Start of Information

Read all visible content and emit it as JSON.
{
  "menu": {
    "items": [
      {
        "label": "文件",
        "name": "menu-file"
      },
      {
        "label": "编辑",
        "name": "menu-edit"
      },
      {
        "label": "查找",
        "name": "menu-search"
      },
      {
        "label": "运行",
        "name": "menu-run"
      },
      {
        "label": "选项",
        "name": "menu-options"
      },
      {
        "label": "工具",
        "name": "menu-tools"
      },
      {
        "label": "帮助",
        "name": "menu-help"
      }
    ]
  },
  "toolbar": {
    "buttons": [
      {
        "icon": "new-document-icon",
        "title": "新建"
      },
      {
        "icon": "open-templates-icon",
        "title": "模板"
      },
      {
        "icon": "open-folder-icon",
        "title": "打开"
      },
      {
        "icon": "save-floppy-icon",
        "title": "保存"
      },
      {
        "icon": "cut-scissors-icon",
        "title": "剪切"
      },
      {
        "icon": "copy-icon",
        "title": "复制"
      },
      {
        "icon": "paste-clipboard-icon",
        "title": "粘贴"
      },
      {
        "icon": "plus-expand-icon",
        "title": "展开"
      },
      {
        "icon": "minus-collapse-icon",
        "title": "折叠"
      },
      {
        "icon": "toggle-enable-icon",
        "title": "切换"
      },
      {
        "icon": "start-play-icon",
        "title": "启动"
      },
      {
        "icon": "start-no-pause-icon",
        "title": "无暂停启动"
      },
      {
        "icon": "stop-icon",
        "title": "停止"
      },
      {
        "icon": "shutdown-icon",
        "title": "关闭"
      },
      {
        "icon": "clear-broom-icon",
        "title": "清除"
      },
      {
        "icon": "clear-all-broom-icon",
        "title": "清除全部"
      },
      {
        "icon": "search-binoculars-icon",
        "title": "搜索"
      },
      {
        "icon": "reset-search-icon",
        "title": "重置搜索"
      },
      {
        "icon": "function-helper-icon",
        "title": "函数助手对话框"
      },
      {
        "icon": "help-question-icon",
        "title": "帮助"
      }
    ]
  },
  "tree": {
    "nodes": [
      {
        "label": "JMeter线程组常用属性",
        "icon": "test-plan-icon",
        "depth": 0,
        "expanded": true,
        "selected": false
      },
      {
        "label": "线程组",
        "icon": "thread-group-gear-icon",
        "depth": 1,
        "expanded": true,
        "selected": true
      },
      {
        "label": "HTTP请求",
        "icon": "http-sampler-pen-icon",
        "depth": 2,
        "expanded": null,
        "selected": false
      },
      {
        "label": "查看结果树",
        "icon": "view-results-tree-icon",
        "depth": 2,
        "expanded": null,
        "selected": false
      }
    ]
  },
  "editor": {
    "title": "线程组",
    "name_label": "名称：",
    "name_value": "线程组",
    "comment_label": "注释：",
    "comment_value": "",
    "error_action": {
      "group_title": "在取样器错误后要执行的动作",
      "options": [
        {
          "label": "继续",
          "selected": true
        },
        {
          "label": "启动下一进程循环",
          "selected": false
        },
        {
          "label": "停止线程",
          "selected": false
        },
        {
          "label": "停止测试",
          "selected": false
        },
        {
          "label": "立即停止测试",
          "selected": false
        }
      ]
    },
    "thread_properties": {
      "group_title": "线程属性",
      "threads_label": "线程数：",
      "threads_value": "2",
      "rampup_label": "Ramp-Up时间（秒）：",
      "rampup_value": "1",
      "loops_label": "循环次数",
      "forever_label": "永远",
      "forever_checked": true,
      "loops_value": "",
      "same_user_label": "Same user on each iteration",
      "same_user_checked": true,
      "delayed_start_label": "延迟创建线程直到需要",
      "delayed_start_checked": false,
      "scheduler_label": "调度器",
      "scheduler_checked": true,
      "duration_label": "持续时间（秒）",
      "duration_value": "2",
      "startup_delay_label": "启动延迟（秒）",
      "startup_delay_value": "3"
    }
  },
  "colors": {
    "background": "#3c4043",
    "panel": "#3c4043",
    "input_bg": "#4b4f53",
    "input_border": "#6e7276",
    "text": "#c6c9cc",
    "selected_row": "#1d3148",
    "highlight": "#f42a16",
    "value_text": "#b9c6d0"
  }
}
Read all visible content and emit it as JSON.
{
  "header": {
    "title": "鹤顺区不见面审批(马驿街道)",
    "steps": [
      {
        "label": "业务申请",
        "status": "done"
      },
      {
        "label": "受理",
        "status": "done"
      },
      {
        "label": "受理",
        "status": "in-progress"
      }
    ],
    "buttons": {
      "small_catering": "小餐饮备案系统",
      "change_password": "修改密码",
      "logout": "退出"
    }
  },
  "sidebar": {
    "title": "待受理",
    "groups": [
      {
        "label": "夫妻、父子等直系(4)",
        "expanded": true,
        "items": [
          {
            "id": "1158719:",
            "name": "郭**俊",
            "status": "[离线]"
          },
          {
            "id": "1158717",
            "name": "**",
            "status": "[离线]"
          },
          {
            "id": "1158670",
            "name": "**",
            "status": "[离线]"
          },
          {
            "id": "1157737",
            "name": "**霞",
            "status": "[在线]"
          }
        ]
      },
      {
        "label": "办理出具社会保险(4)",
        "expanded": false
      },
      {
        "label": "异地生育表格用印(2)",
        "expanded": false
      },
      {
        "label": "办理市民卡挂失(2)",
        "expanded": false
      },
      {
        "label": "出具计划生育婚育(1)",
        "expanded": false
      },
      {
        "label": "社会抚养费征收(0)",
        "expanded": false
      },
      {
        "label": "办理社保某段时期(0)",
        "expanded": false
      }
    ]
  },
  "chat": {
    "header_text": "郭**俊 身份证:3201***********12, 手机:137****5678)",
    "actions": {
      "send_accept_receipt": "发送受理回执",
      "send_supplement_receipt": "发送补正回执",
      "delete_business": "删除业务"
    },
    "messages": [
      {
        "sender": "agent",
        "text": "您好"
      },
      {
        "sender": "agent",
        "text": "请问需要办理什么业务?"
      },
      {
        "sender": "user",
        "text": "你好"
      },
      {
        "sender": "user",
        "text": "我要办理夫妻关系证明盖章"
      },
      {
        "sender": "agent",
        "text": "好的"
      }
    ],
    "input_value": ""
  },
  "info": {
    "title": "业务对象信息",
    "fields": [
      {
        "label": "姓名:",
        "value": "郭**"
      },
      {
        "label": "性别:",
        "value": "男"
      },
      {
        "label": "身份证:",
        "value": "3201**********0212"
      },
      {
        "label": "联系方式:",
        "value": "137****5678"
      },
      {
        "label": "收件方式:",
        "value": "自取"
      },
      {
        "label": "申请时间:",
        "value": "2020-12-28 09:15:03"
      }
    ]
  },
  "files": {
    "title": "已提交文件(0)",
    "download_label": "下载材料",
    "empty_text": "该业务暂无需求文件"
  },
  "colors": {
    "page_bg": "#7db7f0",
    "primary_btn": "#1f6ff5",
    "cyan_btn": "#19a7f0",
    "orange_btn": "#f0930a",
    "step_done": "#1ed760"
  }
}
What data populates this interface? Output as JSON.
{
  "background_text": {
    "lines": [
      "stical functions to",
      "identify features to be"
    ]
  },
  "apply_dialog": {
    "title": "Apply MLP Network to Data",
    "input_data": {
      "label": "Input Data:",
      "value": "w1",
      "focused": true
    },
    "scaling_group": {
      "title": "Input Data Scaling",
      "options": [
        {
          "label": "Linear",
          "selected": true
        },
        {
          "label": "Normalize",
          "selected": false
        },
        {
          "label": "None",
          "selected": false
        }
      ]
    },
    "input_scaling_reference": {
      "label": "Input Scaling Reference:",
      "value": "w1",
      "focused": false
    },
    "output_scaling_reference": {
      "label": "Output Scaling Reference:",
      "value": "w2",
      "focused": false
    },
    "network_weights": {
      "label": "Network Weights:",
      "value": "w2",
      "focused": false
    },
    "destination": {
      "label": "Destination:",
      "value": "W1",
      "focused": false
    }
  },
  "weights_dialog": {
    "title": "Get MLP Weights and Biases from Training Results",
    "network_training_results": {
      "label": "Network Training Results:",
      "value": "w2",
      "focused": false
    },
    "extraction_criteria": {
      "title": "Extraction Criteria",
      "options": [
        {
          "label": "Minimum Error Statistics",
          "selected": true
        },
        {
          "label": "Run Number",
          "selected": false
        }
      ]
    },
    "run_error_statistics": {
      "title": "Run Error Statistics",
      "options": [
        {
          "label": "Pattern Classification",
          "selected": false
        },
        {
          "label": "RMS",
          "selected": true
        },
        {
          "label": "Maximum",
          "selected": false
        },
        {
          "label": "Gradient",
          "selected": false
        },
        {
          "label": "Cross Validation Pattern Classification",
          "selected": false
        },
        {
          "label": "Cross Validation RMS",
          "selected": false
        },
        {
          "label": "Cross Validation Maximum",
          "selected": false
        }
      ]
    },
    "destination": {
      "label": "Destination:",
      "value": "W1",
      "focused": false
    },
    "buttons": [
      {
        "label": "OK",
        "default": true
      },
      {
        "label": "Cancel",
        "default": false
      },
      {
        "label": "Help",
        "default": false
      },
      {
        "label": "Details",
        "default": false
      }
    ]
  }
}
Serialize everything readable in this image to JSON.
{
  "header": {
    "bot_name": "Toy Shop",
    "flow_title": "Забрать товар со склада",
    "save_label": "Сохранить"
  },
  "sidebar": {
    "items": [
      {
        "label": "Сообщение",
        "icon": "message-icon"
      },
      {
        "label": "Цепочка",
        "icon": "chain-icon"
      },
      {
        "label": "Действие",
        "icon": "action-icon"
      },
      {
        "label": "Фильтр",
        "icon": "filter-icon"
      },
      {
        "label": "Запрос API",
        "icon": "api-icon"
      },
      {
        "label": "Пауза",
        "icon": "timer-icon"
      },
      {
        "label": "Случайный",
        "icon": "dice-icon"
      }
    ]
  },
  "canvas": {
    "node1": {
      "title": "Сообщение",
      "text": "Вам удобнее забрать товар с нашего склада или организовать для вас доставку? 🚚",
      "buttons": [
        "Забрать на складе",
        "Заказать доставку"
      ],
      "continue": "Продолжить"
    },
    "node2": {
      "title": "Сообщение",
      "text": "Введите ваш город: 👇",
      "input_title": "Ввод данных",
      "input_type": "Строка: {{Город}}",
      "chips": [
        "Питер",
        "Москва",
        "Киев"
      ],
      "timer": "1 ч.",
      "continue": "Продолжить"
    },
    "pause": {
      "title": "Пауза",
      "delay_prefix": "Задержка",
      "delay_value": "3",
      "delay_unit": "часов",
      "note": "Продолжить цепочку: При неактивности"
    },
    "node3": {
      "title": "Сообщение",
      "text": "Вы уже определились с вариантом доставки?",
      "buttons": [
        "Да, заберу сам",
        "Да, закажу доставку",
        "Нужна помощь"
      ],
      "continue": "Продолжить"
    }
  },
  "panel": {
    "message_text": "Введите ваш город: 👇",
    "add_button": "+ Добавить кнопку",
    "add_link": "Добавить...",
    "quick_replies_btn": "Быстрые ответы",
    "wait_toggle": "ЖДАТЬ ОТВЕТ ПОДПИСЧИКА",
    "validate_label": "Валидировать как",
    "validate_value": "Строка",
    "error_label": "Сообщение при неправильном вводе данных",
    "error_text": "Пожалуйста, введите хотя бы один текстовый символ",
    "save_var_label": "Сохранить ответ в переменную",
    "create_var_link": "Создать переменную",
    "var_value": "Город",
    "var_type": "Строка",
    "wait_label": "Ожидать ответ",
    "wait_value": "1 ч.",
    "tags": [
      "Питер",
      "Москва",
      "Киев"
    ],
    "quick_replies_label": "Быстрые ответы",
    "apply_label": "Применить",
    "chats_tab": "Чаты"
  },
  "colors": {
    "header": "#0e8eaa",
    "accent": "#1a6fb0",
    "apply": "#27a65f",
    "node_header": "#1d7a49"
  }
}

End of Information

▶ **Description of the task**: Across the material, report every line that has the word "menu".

▶ **Response to the exercise**:
  "menu": {
        "name": "menu-file"
        "name": "menu-edit"
        "name": "menu-search"
        "name": "menu-run"
        "name": "menu-options"
        "name": "menu-tools"
        "name": "menu-help"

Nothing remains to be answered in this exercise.